For some, a visit to Lhasa Fast Food has emerged as a form of pilgrimage, one forestall on a path of culinary discovery blazed by using the past du toe to Anthony Bourdain. Hidden in undeniable sight, inside a mini shopping enclave in Jackson Heights, Queens, Lhasa Fast Food is the Tibetan marvel on the stop of a corridor of mobile telephone stores, a tailoring enterprise, and jewellery stores.
For fanatics of momos, Tibetan dumplings filled with pork or red meat and thousands of chives or cilantro, Lhasa has been an open secret. Its walls, the colouratioa n of a creamsicle, are embellished with the American flag and a framed photo of Bourdain with the eating place’s proprietor and chef, Sang Jin Ben. The laminated menus are frayed, the day by day specials are stuck to the wall, scribbled on green printer paper. The open kitchen is a fog of boiling stew pots, steam baskets, and the regular graceful and thwack of freshly-rolled dough for dumplings and noodles. The Dalai Lama gazes beatifically over the proceedings from any other framed portrait on a perch above the kitchen.
The decor is sparse, the tableware disposable. However the food is a warm invitation to Tibetan food lifestyle. Steaming bowls of thenthuk, hand-pulled nubs of noodles swimming in a tomato-chilli broth replete with greens and pork, are famous, as is shapta, hot strips of pork fried with mouth-numbing Sichuan peppercorns. Bamboo steamers complete of momos occupy every table, served with a warm sauce that appears like a call to hands.
The Tibetan populace within the United States is small, envisioned kind of at around 9,000 in 2008. In Jackson Heights, the Tibetan community has been developing progressively for the reason that early 2000s, rubbing shoulders with Nepalis, Bangladeshis, Indians, and Peruvians that populate one of the most various neighbourhoods inside the United States. Lhasa Fast Food opens a small doorway into the foodways of this underrepresented network.
Know Before You Go
The owners of Lhasa Fast Food have, considering September 2018, opened a bigger space in Elmhurst, Queens, known as Lhasa Fresh Food. Students for a Free Tibet, a nonprofit agency that supports a grassroots marketing campaign for the political separation of Tibet from China, has been organizing an annual Momo Crawl in Jackson Heights. The 8th Annual Momo Crawl is scheduled to take vicinity on September 15, 2019.
McDonald’s commissioned an independent television production company to produce a one-hour special where six random Australians were given the task of investigating the entire food-making process. While McDonald’s funded the project, and their food-making operations were the ones scrutinised; it’s clear very little was hidden from these independent ‘food critics’. This program showed that McDonald’s food, and probably most major fast-food chain offerings, is relatively healthy – and more hygienic and fresher than we think.

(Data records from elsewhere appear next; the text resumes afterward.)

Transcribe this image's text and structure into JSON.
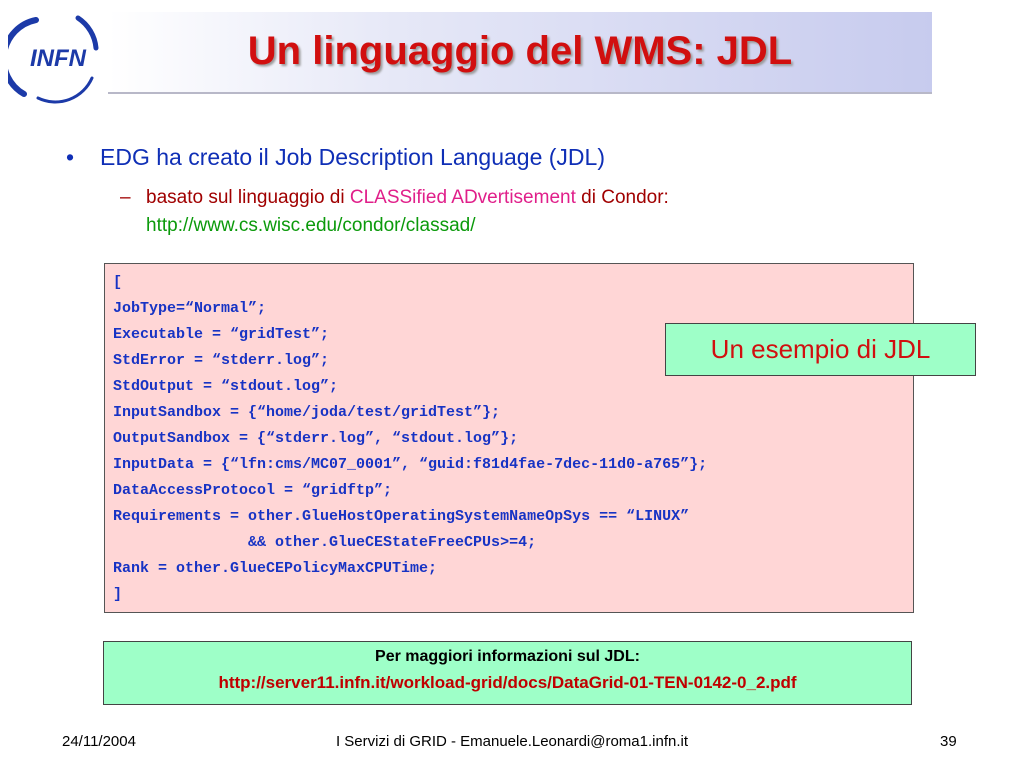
{
  "logo": {
    "text": "INFN"
  },
  "title": "Un linguaggio del WMS: JDL",
  "bullet": {
    "symbol": "•",
    "text": "EDG ha creato il Job Description Language (JDL)"
  },
  "sub_bullet": {
    "symbol": "–",
    "part1": "basato sul linguaggio di ",
    "part2": "CLASSified ADvertisement",
    "part3": " di Condor:",
    "url": "http://www.cs.wisc.edu/condor/classad/"
  },
  "code_lines": [
    "[",
    "JobType=“Normal”;",
    "Executable = “gridTest”;",
    "StdError = “stderr.log”;",
    "StdOutput = “stdout.log”;",
    "InputSandbox = {“home/joda/test/gridTest”};",
    "OutputSandbox = {“stderr.log”, “stdout.log”};",
    "InputData = {“lfn:cms/MC07_0001”, “guid:f81d4fae-7dec-11d0-a765”};",
    "DataAccessProtocol = “gridftp”;",
    "Requirements = other.GlueHostOperatingSystemNameOpSys == “LINUX”",
    "               && other.GlueCEStateFreeCPUs>=4;",
    "Rank = other.GlueCEPolicyMaxCPUTime;",
    "]"
  ],
  "example_label": "Un esempio di JDL",
  "info": {
    "heading": "Per maggiori informazioni sul JDL:",
    "url": "http://server11.infn.it/workload-grid/docs/DataGrid-01-TEN-0142-0_2.pdf"
  },
  "footer": {
    "date": "24/11/2004",
    "center": "I Servizi di GRID - Emanuele.Leonardi@roma1.infn.it",
    "page": "39"
  },
  "colors": {
    "title": "#d10f0f",
    "bullet": "#0f2fb6",
    "code": "#1733c4",
    "code_bg": "#ffd6d6",
    "note_bg": "#9effc8",
    "url_green": "#0b9a0b"
  }
}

Fast food companies have always gone to great lengths to convince the eating public of the wholesomeness of their food. It’s an incredibly profitable business. But, one of the business risks, in a health-conscious age, is having a reputation tainted by thought that your food is unhealthy or, worse, disgusting.
So, typical fast food – in the main – is safe for consumption and may be moderately healthy. But why do we feel unhealthy having eaten it? Compared to a serving of grandma’s pot roast where we felt sated and fulfilled, fast food tends to leave us feeling unfulfilled, spiritually.
I have a thesis about food: the only prepared food profitable to us is the food cooked with love. That is food prepared for a known individual to eat. Food cooked with them in mind. It’s food that has a soul.